■ PROBLEM STATEMENT ■
Say how many lines in the entries contain "text", giving only the number.

■ STUDY MATERIAL ■
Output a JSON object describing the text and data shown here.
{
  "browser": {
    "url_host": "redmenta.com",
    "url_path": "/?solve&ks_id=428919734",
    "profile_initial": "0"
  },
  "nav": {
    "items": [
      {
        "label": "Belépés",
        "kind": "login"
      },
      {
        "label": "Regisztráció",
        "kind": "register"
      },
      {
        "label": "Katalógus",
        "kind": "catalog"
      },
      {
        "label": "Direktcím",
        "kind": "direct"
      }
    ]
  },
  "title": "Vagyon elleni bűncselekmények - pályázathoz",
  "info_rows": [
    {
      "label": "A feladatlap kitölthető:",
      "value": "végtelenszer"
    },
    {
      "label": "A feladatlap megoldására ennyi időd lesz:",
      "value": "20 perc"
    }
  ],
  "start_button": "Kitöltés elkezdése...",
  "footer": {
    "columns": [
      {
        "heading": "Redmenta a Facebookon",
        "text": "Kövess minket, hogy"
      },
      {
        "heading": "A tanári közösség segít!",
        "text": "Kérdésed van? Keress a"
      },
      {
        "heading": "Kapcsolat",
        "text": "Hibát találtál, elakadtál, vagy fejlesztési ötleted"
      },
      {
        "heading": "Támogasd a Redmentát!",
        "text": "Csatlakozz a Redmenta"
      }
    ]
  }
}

■ WORKED SOLUTION ■
5